No One Saw It. He’s Not Even Sure It Happened. But It Appears One Pro Golfer’s Clear Conscience Is Worth More Than $53,000 in Prize Money.

“He plays a sport dominated by exactness and a long tradition of honor and truth and rule adherence — and pro golfer Cameron Tringale found himself facing a possibility he couldn’t shake.

The Mission Viejo, California, native just bagged $53,000 in prize money for coming in 33rd place at the 2014 PGA Championship. Not a bad way to spend a few days.

But along with the cash, Tringale also had a guilty conscience.

His was a momentary, miniscule miscue — if it happened at all. He’s not even sure.

But all the same Tringale, 26, felt he may have missed a stroke when attempting to tap in the ball on the 11th hole last Sunday, noted Yahoo Sport of UK and Ireland. Thing is the possible missed stroke never made it on his scorecard — and Trinangle signed the scorecard.

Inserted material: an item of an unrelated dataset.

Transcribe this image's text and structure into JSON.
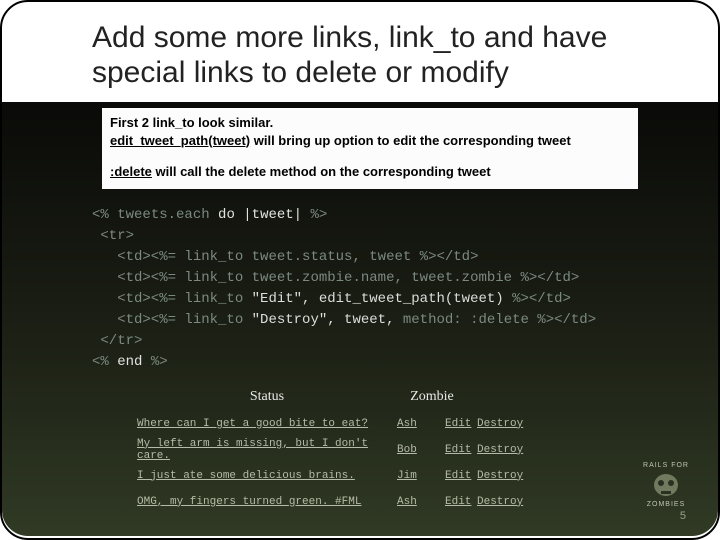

So he told officials what was on his mind — knowing full well the consequences. … signing an incorrect scorecard means a disqualification — and bye bye to his prize money.”


September 1, 2014

By Rob Asghar via   Article

Incompetence Rains, Er, Reigns: What The Peter Principle Means Today

“You may think you’ve heard the Peter Principle before—something to the effect that, ‘In a hierarchy, every employee tends to rise to his level of incompetence.’

But the Peter Principle was more than an alarmingly nasty motto. It was an alarmingly nasty book—and a funny one at that, illustrating the efforts of many managers to seem productive when in fact they’re in over their heads.

Published nearly a half-century ago, the book is now a refreshing tonic for all the feel-good, impossibly Pollyannaish management wisdom being passed around. …

Here are the core principles of Peter’s bungling world of management:

1. When you’re great at something, you might get rewarded with a promotion … into something you’re terrible at. …

2. Once you’re promoted to your level of incompetence, you probably won’t get fired and replaced with someone more competent. Instead, others will work around you. …

3. When you’re competent, even a dummy can see your output. … once you’re reached incompetence, there’s little or no output from you. At this point, you’ll be judged by your input—by how early you arrive at the office, by how cheerful you are, by how you’re a good citizen. …


7. Because incompetence is inevitable, we shouldn’t be trying to fire all the incompetent managers. We’d only replace them with deadwood anyway. And being a social species, we realize these people have families to feed, cars to buy and vacations to take. They’re job-creators, if you will. Peter argued that incompetent people will do the least damage to competent people’s productivity if we maintain the benign illusion that they’re useful and have a bright future.”